Egypt Send Tanks Into Cairo Square as 20,000 Protesters Gather

No sign of police on the streets of Cairo on Sunday; Mubarak meets key security officials.

CAIRO - The Egyptian army on Sunday blocked entry to a central Cairo square that has been a focal point for demonstrators over the past six days of protests against the regime of President Hosni Mubarak. The move came, however, after some 20,000 people had already gathered there.

A row of advanced M1 tanks entered the central Cairo square Sunday afternoon with their cannons covered. It is unclear why such a large number of tanks were deployed. Despite this, tens of thousands of protesters have surrounded them, continuing to protest.

Egypt protest - AP - Jan. 30, 2011.

Two fighter aircrafts swooped low above the square, in what appeared to be yet another fruitless attempt by the military to seem in control of the chaotic city. Protesters remained undeterred by the jets, refusing to go home despite warnings.

There was no sign of police on the streets of Cairo on Sunday, although the gunfire that had been heard around the Interior Ministry headquarters on Saturday seemed to have ceased. Six people were thought to have been killed in the shooting and another 50 or more wounded.

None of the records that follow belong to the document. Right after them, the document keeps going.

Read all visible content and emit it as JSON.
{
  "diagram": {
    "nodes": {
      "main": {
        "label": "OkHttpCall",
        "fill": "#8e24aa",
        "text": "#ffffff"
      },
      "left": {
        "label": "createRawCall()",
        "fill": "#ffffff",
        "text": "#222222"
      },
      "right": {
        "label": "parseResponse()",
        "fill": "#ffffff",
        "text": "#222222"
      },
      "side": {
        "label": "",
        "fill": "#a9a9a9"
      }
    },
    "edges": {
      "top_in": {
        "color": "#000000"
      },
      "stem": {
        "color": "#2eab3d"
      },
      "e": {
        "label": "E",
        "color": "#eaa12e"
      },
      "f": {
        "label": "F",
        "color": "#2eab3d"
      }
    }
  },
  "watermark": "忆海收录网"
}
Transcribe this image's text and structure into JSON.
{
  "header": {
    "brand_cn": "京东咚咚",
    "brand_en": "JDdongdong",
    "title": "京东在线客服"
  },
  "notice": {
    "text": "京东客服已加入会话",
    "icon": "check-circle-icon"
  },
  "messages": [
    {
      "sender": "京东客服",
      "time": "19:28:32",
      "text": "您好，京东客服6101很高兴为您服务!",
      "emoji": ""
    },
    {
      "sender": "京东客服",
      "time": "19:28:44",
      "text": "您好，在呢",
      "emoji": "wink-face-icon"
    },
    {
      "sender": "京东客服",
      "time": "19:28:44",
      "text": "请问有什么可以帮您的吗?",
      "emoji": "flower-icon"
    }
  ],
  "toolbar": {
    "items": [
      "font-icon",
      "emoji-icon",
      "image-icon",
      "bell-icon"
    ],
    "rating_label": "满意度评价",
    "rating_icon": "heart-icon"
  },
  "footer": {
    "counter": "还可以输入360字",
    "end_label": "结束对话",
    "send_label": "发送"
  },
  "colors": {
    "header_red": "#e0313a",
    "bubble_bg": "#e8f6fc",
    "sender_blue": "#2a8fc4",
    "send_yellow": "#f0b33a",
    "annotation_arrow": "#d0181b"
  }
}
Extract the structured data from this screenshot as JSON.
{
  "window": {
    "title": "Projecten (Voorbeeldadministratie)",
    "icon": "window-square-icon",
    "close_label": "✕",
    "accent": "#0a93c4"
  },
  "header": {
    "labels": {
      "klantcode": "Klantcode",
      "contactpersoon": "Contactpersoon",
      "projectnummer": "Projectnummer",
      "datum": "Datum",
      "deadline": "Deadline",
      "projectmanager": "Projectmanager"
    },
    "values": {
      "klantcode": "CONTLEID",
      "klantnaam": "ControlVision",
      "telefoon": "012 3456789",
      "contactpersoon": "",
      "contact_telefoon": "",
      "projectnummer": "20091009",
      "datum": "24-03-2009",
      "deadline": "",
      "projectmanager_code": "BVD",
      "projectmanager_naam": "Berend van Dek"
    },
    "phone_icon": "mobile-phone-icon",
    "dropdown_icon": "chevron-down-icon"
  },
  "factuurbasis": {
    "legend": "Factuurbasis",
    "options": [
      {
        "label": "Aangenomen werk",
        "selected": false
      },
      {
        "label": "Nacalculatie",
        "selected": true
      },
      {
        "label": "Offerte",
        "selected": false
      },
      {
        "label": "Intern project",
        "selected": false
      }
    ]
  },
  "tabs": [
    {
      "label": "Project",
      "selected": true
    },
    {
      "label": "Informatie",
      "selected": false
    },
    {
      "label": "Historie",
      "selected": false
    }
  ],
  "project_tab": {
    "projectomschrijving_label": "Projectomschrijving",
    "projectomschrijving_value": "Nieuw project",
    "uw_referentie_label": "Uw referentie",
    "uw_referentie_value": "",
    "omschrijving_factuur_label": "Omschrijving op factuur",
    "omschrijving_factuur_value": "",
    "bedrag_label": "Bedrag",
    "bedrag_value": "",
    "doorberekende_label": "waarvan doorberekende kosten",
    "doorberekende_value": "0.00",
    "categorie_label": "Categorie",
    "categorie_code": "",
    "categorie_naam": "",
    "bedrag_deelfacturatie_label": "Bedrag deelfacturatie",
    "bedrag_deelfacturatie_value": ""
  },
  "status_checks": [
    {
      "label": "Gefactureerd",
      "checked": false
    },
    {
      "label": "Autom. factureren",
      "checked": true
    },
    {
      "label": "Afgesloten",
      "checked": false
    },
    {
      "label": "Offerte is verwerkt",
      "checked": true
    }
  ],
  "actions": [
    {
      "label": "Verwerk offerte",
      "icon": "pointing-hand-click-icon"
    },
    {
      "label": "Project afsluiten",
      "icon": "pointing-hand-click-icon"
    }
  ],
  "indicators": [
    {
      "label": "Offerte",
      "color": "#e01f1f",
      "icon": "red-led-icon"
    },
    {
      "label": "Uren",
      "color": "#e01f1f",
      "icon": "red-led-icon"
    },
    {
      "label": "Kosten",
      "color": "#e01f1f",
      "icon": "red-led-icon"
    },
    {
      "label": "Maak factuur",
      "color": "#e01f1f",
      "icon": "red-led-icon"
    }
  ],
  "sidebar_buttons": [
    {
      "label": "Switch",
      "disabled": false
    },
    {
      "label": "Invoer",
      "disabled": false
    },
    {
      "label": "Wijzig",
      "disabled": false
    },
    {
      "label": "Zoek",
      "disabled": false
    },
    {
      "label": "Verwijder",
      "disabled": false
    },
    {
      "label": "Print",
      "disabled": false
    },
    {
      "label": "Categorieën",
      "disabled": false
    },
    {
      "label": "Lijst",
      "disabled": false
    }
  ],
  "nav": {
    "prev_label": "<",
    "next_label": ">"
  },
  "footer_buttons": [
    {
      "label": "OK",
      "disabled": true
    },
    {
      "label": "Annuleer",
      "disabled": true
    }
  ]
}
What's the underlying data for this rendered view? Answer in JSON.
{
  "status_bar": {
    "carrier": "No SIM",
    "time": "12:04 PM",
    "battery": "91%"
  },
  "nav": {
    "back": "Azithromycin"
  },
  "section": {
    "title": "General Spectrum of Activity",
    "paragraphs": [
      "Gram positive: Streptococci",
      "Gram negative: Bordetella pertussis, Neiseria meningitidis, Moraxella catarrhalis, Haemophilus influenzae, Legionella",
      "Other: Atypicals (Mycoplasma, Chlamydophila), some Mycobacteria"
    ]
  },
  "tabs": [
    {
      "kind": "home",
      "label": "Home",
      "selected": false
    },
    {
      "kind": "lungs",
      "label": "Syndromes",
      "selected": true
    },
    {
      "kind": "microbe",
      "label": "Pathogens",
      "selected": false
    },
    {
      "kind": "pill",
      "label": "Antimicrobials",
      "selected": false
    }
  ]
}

Cairo protesters 30.01.11 AP

The Egyptian army was guarding the deserted ministry compound Sunday morning, after officials were evacuated. "We secured the Interior Ministry this morning and evacuated state security personnel. The ministry is empty," an army officer who did not want to be named said at the site. "We're here for as long as it takes."

Meanwhile, Mubarak visited a military headquarters and met top commanders, state media reported Sunday, showing the president chairing a meeting even as protesters continued with their demands that he quit.

State television showed Mubarak meeting newly appointed Vice President Omar Suleiman, Defence Minister Mohamed Hussein Tantawi, Chief of Staff Sami al-Anan and other commanders.

The official state news agency said Mubarak was reviewing the armed forces headquarters in charge of security operations.

Angry protesters overnight blockaded the Interior Ministry offices, breaking windows and setting the premises ablaze as police officers barricaded themselves inside the looted building.

The city had awoken to a morning of tension and uncertainty. Thousands of protesters began making their way to Tahrir Square; the soldiers offered encouragement, careful to avoid any confrontation.

One of the armored vehicles parked at the square was painted with the slogan "Fuck Mubarak." The protesters have rejected the political changes made by an embattled Mubarak in an attempt to calm anger at his regime.

Looted stores, burnt out cars and the stench of blazing tires filled the streets of Cairo as security forces struggled to contain looters. Egyptians armed with sticks and razors had formed vigilante groups to defend their homes from looters as police disappeared from the streets on Saturday night.